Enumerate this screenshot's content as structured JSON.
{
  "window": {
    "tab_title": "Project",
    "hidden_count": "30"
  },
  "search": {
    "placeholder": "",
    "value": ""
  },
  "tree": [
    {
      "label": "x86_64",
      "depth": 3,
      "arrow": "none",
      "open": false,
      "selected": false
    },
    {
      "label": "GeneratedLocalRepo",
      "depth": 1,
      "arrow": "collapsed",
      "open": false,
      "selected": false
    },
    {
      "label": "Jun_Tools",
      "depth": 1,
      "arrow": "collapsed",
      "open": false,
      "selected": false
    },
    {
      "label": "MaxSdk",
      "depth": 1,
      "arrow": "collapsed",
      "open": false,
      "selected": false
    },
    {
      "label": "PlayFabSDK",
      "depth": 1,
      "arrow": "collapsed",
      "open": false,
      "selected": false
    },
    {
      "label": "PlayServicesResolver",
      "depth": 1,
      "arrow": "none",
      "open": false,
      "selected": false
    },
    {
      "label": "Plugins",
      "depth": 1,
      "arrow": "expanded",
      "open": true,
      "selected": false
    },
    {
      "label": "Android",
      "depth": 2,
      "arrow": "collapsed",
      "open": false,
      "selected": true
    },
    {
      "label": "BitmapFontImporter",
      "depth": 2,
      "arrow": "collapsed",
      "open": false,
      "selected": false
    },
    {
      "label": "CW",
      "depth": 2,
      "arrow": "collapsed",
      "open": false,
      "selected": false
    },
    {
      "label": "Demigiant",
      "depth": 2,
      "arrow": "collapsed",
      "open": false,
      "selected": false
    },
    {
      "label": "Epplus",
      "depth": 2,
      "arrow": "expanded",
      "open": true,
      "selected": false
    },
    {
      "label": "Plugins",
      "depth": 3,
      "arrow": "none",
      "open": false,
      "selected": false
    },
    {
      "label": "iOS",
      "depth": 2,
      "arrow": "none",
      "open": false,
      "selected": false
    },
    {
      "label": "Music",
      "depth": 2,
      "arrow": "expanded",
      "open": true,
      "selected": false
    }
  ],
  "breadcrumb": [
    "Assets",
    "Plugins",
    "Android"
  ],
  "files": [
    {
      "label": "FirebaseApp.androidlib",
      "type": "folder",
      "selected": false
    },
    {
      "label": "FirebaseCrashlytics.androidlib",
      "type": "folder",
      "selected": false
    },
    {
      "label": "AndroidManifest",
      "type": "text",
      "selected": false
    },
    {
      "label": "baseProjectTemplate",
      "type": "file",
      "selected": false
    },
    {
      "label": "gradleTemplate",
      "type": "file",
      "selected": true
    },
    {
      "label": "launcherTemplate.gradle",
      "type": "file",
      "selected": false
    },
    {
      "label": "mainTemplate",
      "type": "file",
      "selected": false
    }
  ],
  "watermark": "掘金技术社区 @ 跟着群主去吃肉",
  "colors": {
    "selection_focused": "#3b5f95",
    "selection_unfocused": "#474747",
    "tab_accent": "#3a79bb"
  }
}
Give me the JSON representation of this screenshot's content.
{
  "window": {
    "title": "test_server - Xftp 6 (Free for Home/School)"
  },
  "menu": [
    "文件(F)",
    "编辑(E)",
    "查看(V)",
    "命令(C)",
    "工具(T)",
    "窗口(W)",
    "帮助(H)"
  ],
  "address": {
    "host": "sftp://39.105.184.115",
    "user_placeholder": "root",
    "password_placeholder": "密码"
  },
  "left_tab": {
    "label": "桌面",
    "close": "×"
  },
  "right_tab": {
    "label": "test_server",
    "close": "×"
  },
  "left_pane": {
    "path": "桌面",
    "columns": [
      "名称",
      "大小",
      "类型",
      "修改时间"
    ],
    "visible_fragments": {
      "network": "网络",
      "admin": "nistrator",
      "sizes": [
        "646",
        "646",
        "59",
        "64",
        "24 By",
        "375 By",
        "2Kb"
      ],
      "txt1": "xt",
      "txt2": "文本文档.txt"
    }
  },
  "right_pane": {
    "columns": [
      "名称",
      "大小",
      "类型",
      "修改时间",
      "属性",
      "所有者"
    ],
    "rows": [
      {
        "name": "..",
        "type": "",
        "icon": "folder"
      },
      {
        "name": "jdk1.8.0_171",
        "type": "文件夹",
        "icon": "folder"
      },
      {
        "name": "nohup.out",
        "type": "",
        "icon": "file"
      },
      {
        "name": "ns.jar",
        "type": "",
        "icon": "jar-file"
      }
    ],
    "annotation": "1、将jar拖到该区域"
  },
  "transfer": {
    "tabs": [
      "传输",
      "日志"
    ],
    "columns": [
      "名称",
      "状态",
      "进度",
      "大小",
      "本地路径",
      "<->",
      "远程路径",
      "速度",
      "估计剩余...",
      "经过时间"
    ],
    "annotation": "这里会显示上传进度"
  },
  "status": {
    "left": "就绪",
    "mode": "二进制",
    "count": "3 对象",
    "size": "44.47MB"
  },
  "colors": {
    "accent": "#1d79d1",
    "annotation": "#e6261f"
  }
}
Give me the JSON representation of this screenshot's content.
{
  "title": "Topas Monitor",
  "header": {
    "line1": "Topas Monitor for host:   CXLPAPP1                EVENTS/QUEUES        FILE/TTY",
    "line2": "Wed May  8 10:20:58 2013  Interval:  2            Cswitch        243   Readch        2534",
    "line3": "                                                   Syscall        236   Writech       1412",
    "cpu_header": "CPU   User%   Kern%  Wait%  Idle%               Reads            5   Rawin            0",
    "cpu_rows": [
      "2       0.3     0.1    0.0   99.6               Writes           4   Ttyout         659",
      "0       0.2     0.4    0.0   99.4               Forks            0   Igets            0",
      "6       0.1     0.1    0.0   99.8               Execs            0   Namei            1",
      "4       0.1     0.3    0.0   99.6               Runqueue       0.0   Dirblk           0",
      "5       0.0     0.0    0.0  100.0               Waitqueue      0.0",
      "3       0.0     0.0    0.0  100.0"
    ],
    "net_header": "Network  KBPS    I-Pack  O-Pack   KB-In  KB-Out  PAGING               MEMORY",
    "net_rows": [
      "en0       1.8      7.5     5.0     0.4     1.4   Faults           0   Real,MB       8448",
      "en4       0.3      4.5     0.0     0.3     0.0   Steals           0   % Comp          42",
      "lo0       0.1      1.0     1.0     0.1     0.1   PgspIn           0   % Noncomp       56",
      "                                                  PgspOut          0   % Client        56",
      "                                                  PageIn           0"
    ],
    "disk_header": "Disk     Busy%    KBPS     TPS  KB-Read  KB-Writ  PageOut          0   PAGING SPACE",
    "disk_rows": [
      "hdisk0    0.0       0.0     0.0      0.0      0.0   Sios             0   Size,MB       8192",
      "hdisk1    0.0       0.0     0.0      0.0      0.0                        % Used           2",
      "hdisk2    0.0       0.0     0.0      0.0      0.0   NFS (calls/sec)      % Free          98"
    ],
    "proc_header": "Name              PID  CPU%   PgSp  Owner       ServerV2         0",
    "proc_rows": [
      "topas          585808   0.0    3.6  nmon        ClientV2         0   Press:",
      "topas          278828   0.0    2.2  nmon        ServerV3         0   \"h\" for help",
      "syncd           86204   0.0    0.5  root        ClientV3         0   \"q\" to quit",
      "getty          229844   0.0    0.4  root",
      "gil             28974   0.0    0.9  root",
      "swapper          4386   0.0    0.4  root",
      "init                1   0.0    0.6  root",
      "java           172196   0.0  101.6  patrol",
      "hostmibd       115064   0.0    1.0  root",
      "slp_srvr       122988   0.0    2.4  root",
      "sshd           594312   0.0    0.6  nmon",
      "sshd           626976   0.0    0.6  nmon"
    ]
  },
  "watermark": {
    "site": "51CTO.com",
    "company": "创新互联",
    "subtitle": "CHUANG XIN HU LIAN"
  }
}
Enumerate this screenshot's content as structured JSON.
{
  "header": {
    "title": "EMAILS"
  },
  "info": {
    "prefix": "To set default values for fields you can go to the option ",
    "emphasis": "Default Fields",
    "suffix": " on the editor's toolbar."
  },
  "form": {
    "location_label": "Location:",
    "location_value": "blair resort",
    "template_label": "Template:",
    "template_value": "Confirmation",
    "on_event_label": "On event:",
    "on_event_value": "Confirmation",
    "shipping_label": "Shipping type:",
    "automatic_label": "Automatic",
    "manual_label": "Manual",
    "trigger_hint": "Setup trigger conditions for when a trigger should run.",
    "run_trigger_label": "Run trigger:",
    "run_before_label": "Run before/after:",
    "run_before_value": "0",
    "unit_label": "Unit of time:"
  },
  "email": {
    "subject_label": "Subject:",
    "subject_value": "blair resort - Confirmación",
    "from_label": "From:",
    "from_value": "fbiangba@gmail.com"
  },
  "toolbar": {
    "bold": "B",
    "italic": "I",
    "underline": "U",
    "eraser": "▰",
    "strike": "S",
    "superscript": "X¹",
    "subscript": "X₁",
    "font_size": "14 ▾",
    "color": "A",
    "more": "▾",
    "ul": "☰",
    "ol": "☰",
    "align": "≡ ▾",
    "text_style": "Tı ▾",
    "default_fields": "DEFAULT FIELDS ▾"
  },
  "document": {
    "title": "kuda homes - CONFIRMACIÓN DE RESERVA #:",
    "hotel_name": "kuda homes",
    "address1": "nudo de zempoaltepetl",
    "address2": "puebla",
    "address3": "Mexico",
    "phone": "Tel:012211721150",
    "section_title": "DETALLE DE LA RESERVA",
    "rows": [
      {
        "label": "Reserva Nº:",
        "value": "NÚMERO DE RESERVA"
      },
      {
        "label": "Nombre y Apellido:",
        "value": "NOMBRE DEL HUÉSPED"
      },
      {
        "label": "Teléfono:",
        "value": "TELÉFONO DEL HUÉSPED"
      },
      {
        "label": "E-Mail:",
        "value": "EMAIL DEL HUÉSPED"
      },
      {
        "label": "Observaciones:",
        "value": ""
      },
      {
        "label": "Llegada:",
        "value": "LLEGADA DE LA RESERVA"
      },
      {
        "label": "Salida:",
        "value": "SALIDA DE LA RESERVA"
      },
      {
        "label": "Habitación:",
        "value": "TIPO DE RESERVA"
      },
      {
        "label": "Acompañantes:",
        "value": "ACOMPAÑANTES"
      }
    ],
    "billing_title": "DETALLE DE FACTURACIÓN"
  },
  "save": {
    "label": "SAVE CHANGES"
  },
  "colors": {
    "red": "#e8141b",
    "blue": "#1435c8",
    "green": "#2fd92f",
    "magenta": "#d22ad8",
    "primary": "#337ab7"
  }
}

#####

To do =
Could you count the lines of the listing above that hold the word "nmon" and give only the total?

Response box =
4